The Securities and Trade Fee on Wednesday charged the corporate with defrauding traders by materially misstating income and bills, inflating its development charges and understating its losses.

Luckin agreed to the settlement, which is topic to court docket approval, with out admitting or denying the allegations.

As soon as touted as China’s rival to Starbucks, Luckin listed in New York final 12 months and initially impressed, however shocked Wall Street in April when it stated a whole bunch of tens of millions of {dollars} of gross sales had been fabricated. The inventory was subsequently delisted from Nasdaq and shareholders ousted its founder, Charles Zhengyao Lu.

In a authorized criticism filed within the Southern District of New York, the SEC accused Luckin of doctoring its books over a interval stretching not less than from April 2019 to January this 12 months.

Officers stated the corporate had “deliberately fabricated” greater than $300m of retail gross sales by way of the usage of related-party transactions. Luckin had sought to hide the fraud, they added, by inflating its bills by greater than $190m, making a pretend operations database and altering accounting and financial institution data.

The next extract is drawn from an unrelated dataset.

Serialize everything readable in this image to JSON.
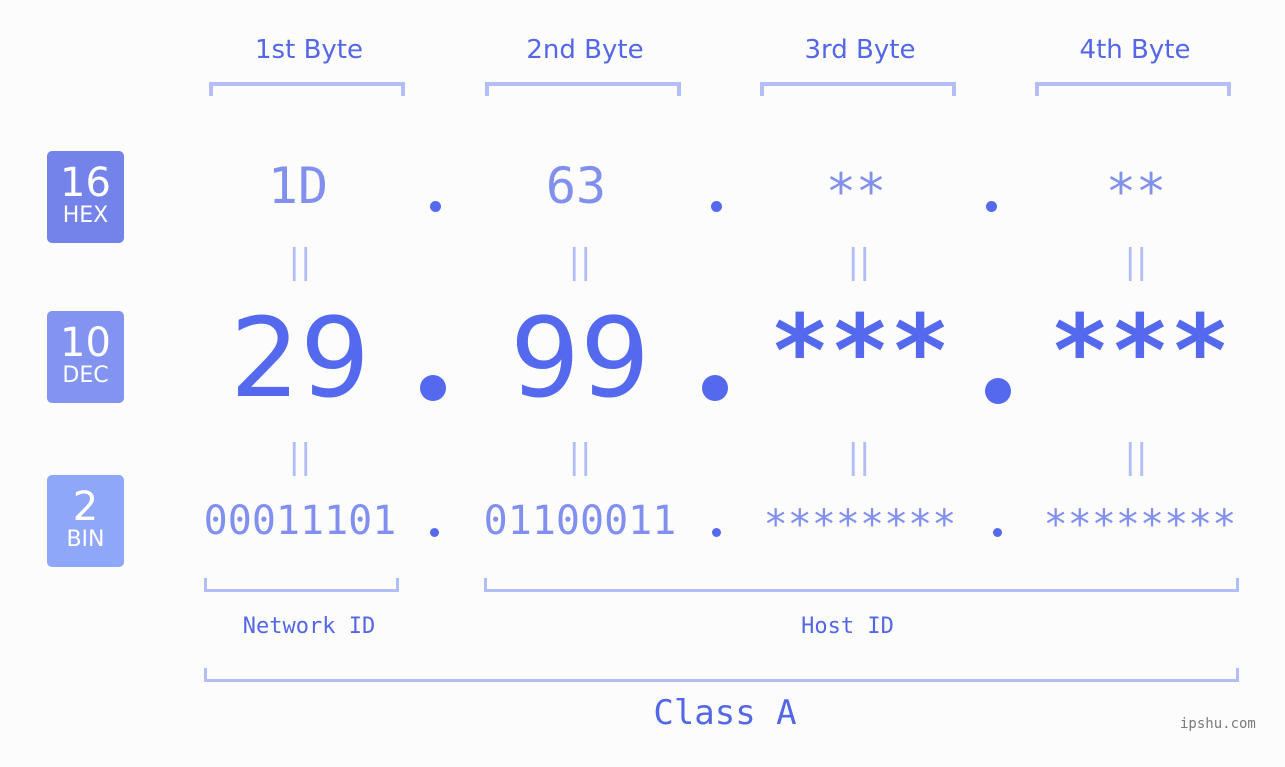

The outcome, the SEC stated, was that Luckin “materially overstated” reported revenues by greater than 27 per cent for the quarter ending June 30, 2019 and by 45 per cent for the quarter ending Sept 30, 2019, and so understated its web losses.

Through the interval of the fraud, the SEC added, Luckin raised greater than $860m from debt and fairness traders.

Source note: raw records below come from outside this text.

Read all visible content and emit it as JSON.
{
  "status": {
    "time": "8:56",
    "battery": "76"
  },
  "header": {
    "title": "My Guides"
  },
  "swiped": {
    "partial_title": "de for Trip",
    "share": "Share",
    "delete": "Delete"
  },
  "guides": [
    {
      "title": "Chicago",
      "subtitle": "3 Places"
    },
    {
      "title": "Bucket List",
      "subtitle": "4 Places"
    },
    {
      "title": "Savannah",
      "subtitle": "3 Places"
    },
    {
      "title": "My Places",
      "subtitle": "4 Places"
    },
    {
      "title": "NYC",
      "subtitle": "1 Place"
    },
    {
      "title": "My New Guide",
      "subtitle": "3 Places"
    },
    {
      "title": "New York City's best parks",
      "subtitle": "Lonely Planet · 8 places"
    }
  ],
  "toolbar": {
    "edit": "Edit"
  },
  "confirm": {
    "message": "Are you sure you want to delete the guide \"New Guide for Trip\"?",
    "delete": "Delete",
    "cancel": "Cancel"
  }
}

Stephanie Avakian, director of the SEC’s enforcement division, stated: “We’ll proceed to make use of all our out there assets to guard traders when international issuers violate the federal securities legal guidelines.”